WORK ITEM =
Across the records that follow, determine how many lines contain "name" and give only the resulting number.

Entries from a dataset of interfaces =
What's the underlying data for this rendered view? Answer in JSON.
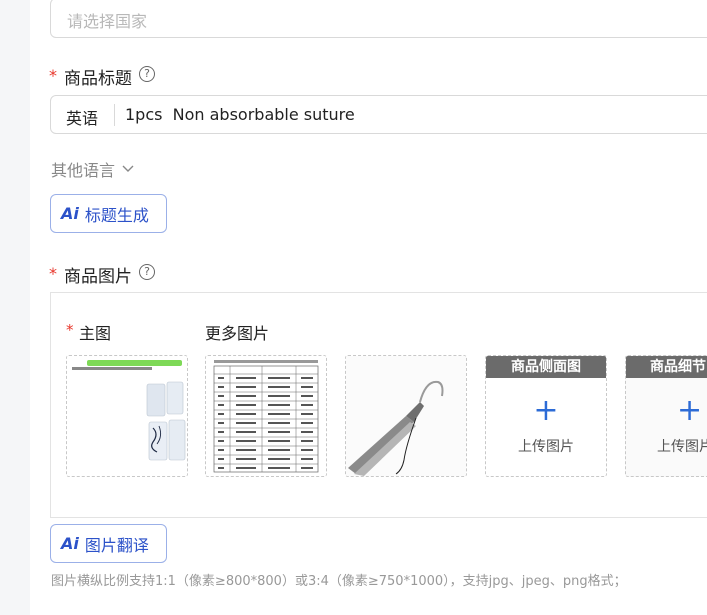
{
  "country": {
    "placeholder": "请选择国家"
  },
  "title_section": {
    "required_mark": "*",
    "label": "商品标题",
    "help": "?",
    "lang": "英语",
    "value": "1pcs  Non absorbable suture",
    "other_languages": "其他语言",
    "ai_button_logo": "Ai",
    "ai_button_label": "标题生成"
  },
  "images_section": {
    "required_mark": "*",
    "label": "商品图片",
    "help": "?",
    "main_required_mark": "*",
    "main_label": "主图",
    "more_label": "更多图片",
    "upload_slots": [
      {
        "head": "商品侧面图",
        "text": "上传图片"
      },
      {
        "head": "商品细节",
        "text": "上传图片"
      }
    ],
    "ai_button_logo": "Ai",
    "ai_button_label": "图片翻译",
    "hint": "图片横纵比例支持1:1（像素≥800*800）或3:4（像素≥750*1000），支持jpg、jpeg、png格式；"
  },
  "colors": {
    "accent": "#2c52c9",
    "required": "#e8362b",
    "plus": "#2c6bd6"
  },
  "icons": {
    "help": "question-circle-icon",
    "chevron": "chevron-down-icon",
    "plus": "plus-icon"
  }
}
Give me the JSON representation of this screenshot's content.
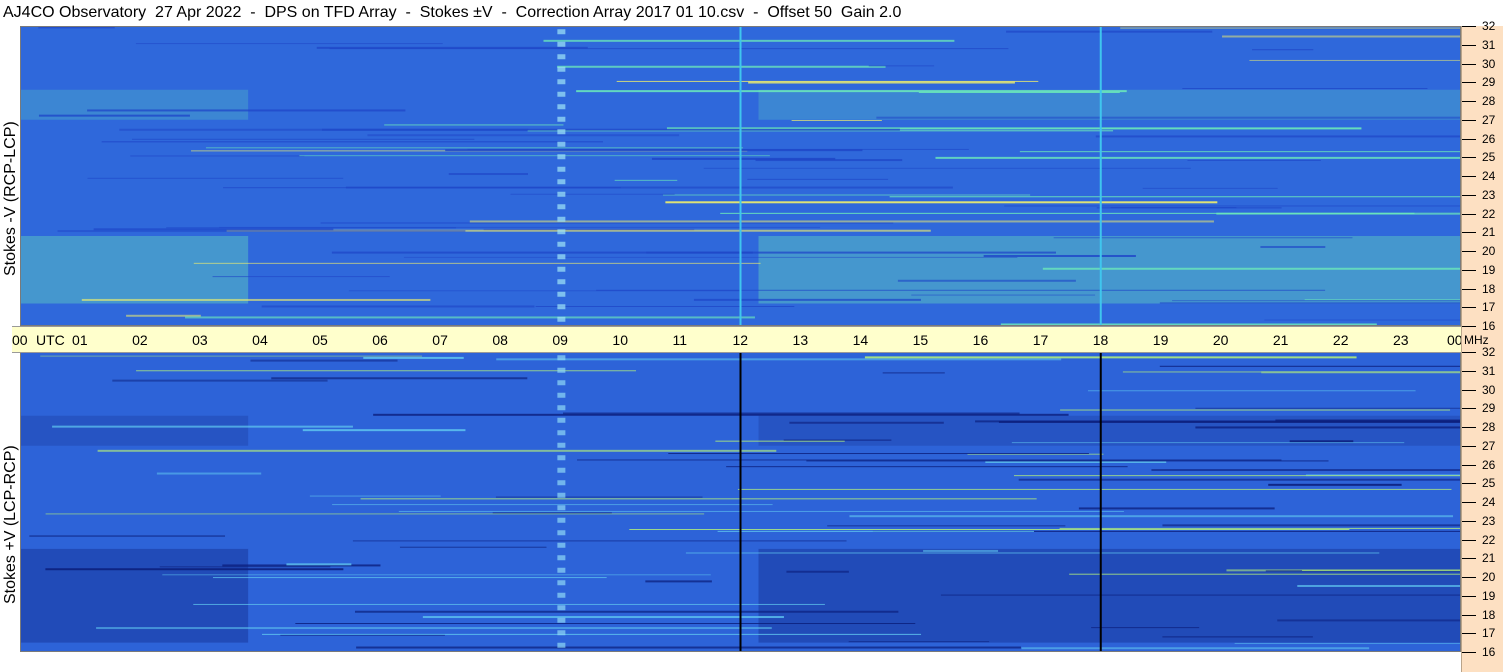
{
  "title": "AJ4CO Observatory  27 Apr 2022  -  DPS on TFD Array  -  Stokes ±V  -  Correction Array 2017 01 10.csv  -  Offset 50  Gain 2.0",
  "panels": [
    {
      "ylabel": "Stokes -V (RCP-LCP)",
      "polarity": "minus",
      "colors": {
        "base": "#2f68db",
        "dark": "#1f47c8",
        "bright": "#6ff0b8",
        "hot": "#f3f06a",
        "marker": "#3fc6ee"
      }
    },
    {
      "ylabel": "Stokes +V (LCP-RCP)",
      "polarity": "plus",
      "colors": {
        "base": "#2d63d8",
        "dark": "#0c1f7d",
        "bright": "#5fc5ef",
        "hot": "#b4f07a",
        "marker": "#000000"
      }
    }
  ],
  "time_axis": {
    "labels": [
      "00",
      "01",
      "02",
      "03",
      "04",
      "05",
      "06",
      "07",
      "08",
      "09",
      "10",
      "11",
      "12",
      "13",
      "14",
      "15",
      "16",
      "17",
      "18",
      "19",
      "20",
      "21",
      "22",
      "23",
      "00"
    ],
    "first_suffix": "UTC"
  },
  "freq_axis": {
    "labels": [
      "16",
      "17",
      "18",
      "19",
      "20",
      "21",
      "22",
      "23",
      "24",
      "25",
      "26",
      "27",
      "28",
      "29",
      "30",
      "31",
      "32"
    ],
    "unit": "MHz"
  },
  "chart_data": [
    {
      "type": "heatmap",
      "title": "AJ4CO Observatory  27 Apr 2022  -  DPS on TFD Array  -  Stokes ±V  -  Correction Array 2017 01 10.csv  -  Offset 50  Gain 2.0",
      "ylabel": "Stokes -V (RCP-LCP)",
      "x_range_utc_hours": [
        0,
        24
      ],
      "y_range_mhz": [
        16,
        32
      ],
      "x_ticks": [
        "00",
        "01",
        "02",
        "03",
        "04",
        "05",
        "06",
        "07",
        "08",
        "09",
        "10",
        "11",
        "12",
        "13",
        "14",
        "15",
        "16",
        "17",
        "18",
        "19",
        "20",
        "21",
        "22",
        "23",
        "00"
      ],
      "y_ticks": [
        16,
        17,
        18,
        19,
        20,
        21,
        22,
        23,
        24,
        25,
        26,
        27,
        28,
        29,
        30,
        31,
        32
      ],
      "marker_times_utc": [
        12,
        18
      ],
      "enhanced_bands_mhz": [
        [
          17.2,
          20.8
        ],
        [
          27.0,
          28.6
        ]
      ],
      "colormap": "blue-cyan-yellow"
    },
    {
      "type": "heatmap",
      "ylabel": "Stokes +V (LCP-RCP)",
      "x_range_utc_hours": [
        0,
        24
      ],
      "y_range_mhz": [
        16,
        32
      ],
      "x_ticks": [
        "00",
        "01",
        "02",
        "03",
        "04",
        "05",
        "06",
        "07",
        "08",
        "09",
        "10",
        "11",
        "12",
        "13",
        "14",
        "15",
        "16",
        "17",
        "18",
        "19",
        "20",
        "21",
        "22",
        "23",
        "00"
      ],
      "y_ticks": [
        16,
        17,
        18,
        19,
        20,
        21,
        22,
        23,
        24,
        25,
        26,
        27,
        28,
        29,
        30,
        31,
        32
      ],
      "marker_times_utc": [
        12,
        18
      ],
      "depleted_bands_mhz": [
        [
          16.5,
          21.5
        ],
        [
          27.0,
          28.6
        ]
      ],
      "colormap": "blue-cyan-yellow"
    }
  ]
}
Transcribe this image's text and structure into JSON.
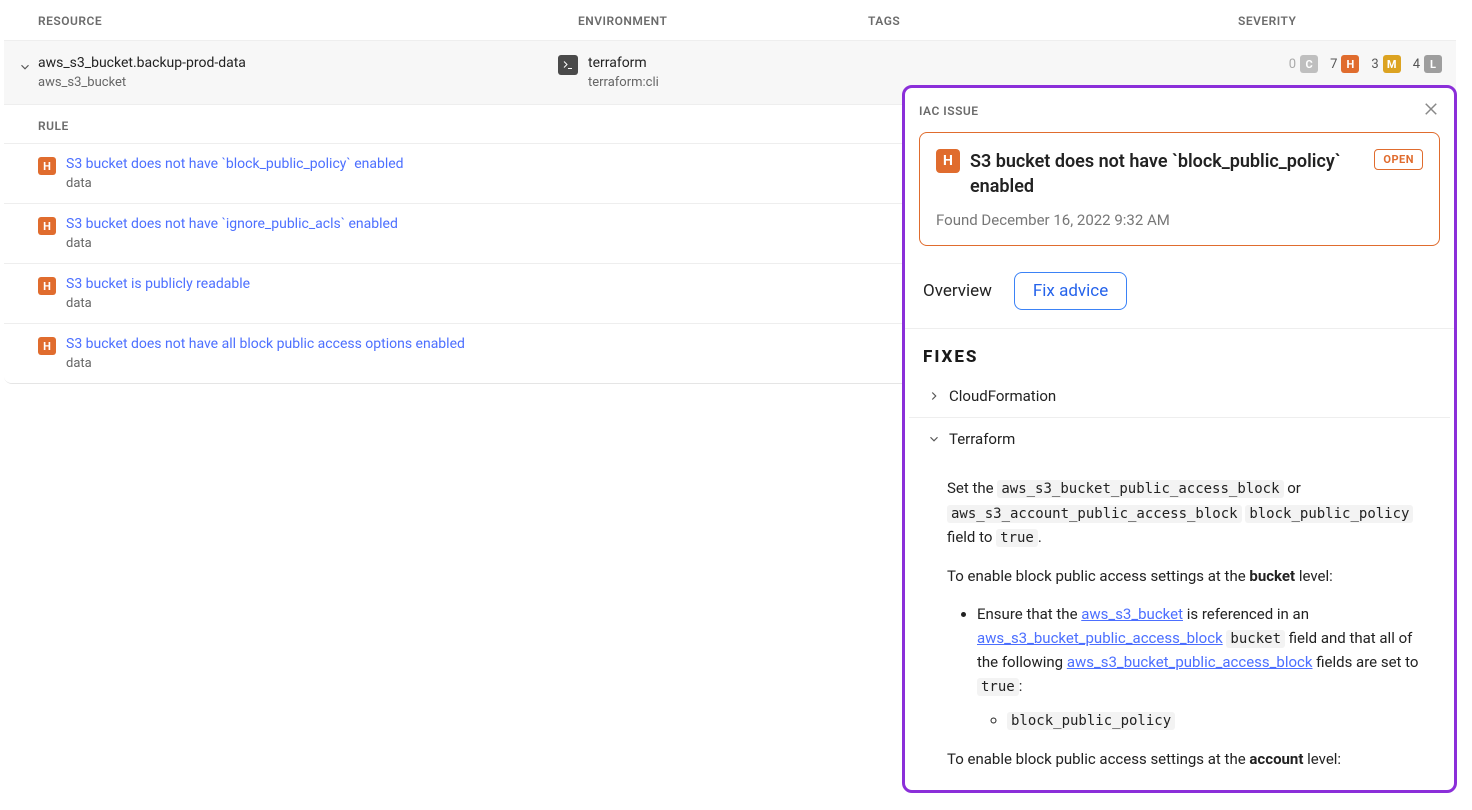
{
  "headers": {
    "resource": "RESOURCE",
    "environment": "ENVIRONMENT",
    "tags": "TAGS",
    "severity": "SEVERITY"
  },
  "resource": {
    "name": "aws_s3_bucket.backup-prod-data",
    "type": "aws_s3_bucket",
    "env_line1": "terraform",
    "env_line2": "terraform:cli"
  },
  "severity": {
    "critical": {
      "count": "0",
      "letter": "C"
    },
    "high": {
      "count": "7",
      "letter": "H"
    },
    "medium": {
      "count": "3",
      "letter": "M"
    },
    "low": {
      "count": "4",
      "letter": "L"
    }
  },
  "rule_header": "RULE",
  "rules": [
    {
      "sev": "H",
      "title": "S3 bucket does not have `block_public_policy` enabled",
      "sub": "data"
    },
    {
      "sev": "H",
      "title": "S3 bucket does not have `ignore_public_acls` enabled",
      "sub": "data"
    },
    {
      "sev": "H",
      "title": "S3 bucket is publicly readable",
      "sub": "data"
    },
    {
      "sev": "H",
      "title": "S3 bucket does not have all block public access options enabled",
      "sub": "data"
    }
  ],
  "panel": {
    "label": "IAC ISSUE",
    "issue_title": "S3 bucket does not have `block_public_policy` enabled",
    "issue_badge": "H",
    "status": "OPEN",
    "found": "Found December 16, 2022 9:32 AM",
    "tab_overview": "Overview",
    "tab_fix": "Fix advice",
    "fixes_title": "FIXES",
    "collapsed_item": "CloudFormation",
    "expanded_item": "Terraform",
    "fix_p1_a": "Set the ",
    "fix_p1_code1": "aws_s3_bucket_public_access_block",
    "fix_p1_b": " or ",
    "fix_p1_code2": "aws_s3_account_public_access_block",
    "fix_p1_c": " ",
    "fix_p1_code3": "block_public_policy",
    "fix_p1_d": " field to ",
    "fix_p1_code4": "true",
    "fix_p1_e": ".",
    "fix_p2_a": "To enable block public access settings at the ",
    "fix_p2_b": "bucket",
    "fix_p2_c": " level:",
    "bullet1_a": "Ensure that the ",
    "bullet1_link1": "aws_s3_bucket",
    "bullet1_b": " is referenced in an ",
    "bullet1_link2": "aws_s3_bucket_public_access_block",
    "bullet1_c": " ",
    "bullet1_code1": "bucket",
    "bullet1_d": " field and that all of the following ",
    "bullet1_link3": "aws_s3_bucket_public_access_block",
    "bullet1_e": " fields are set to ",
    "bullet1_code2": "true",
    "bullet1_f": ":",
    "subbullet": "block_public_policy",
    "fix_p3_a": "To enable block public access settings at the ",
    "fix_p3_b": "account",
    "fix_p3_c": " level:"
  }
}
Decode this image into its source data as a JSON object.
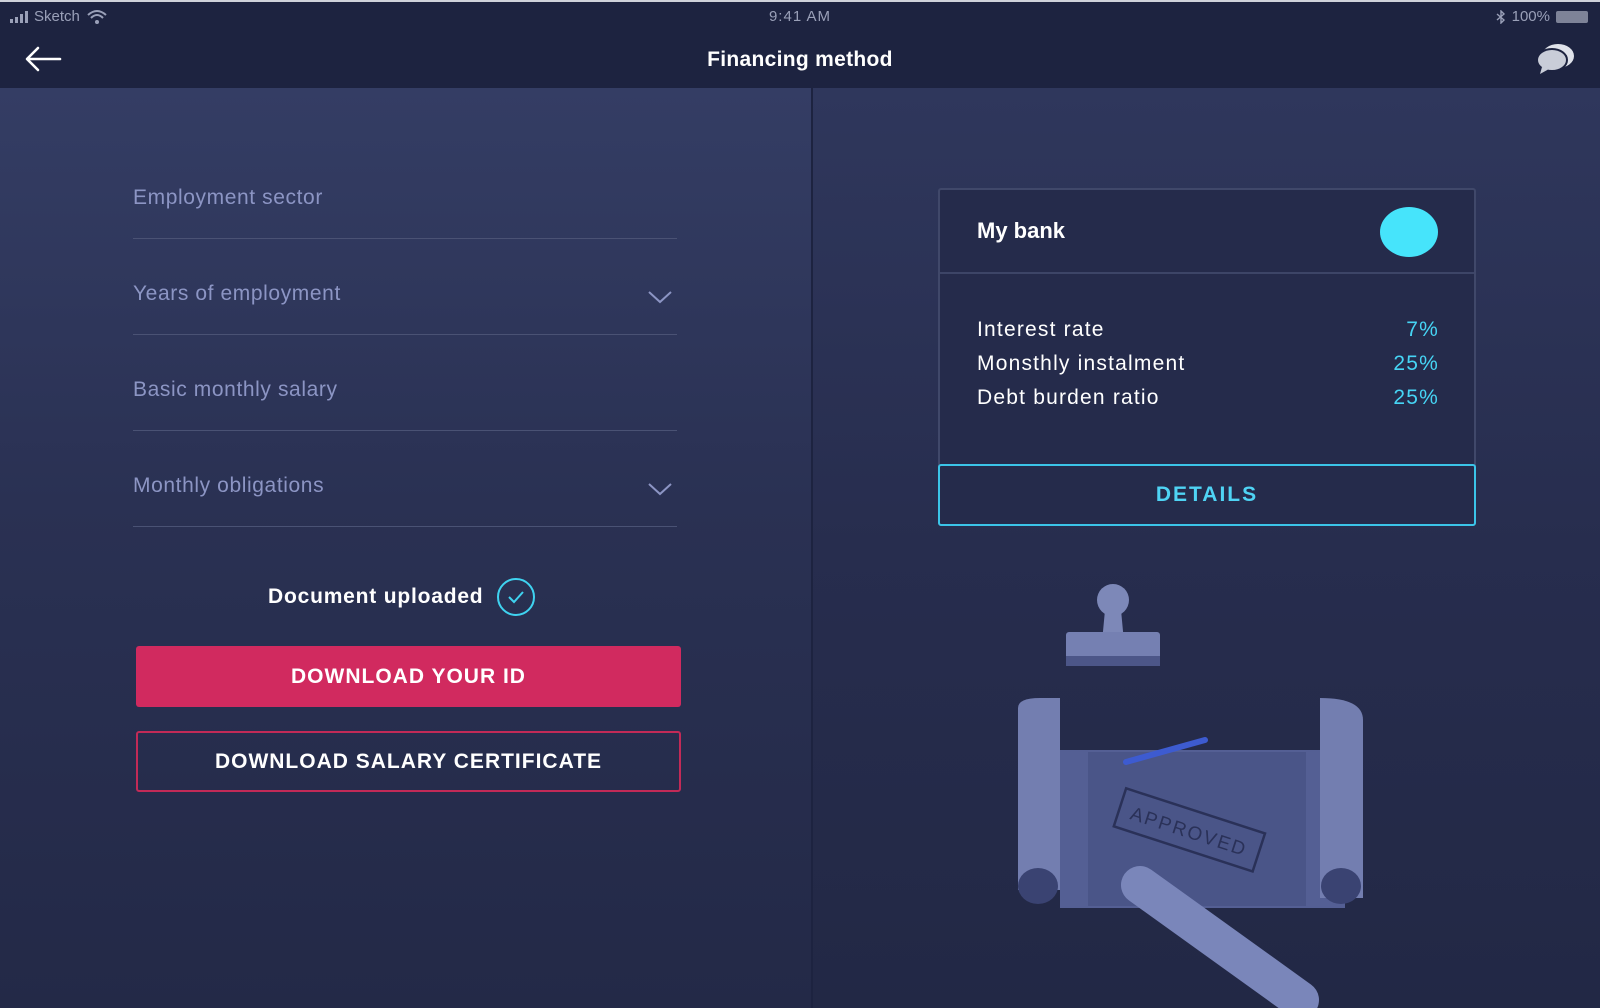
{
  "status_bar": {
    "carrier": "Sketch",
    "time": "9:41 AM",
    "battery": "100%"
  },
  "header": {
    "title": "Financing method"
  },
  "form": {
    "fields": [
      {
        "label": "Employment sector"
      },
      {
        "label": "Years of employment"
      },
      {
        "label": "Basic monthly salary"
      },
      {
        "label": "Monthly obligations"
      }
    ],
    "document_status": "Document uploaded",
    "download_id_label": "DOWNLOAD YOUR ID",
    "download_salary_label": "DOWNLOAD SALARY CERTIFICATE"
  },
  "bank_card": {
    "name": "My bank",
    "metrics": [
      {
        "label": "Interest rate",
        "value": "7%"
      },
      {
        "label": "Monsthly instalment",
        "value": "25%"
      },
      {
        "label": "Debt burden ratio",
        "value": "25%"
      }
    ],
    "details_label": "DETAILS"
  },
  "illustration": {
    "stamp_text": "APPROVED"
  },
  "colors": {
    "accent_cyan": "#46e4fb",
    "primary_button": "#d12a5f",
    "background": "#262c4b"
  }
}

REPLY =
2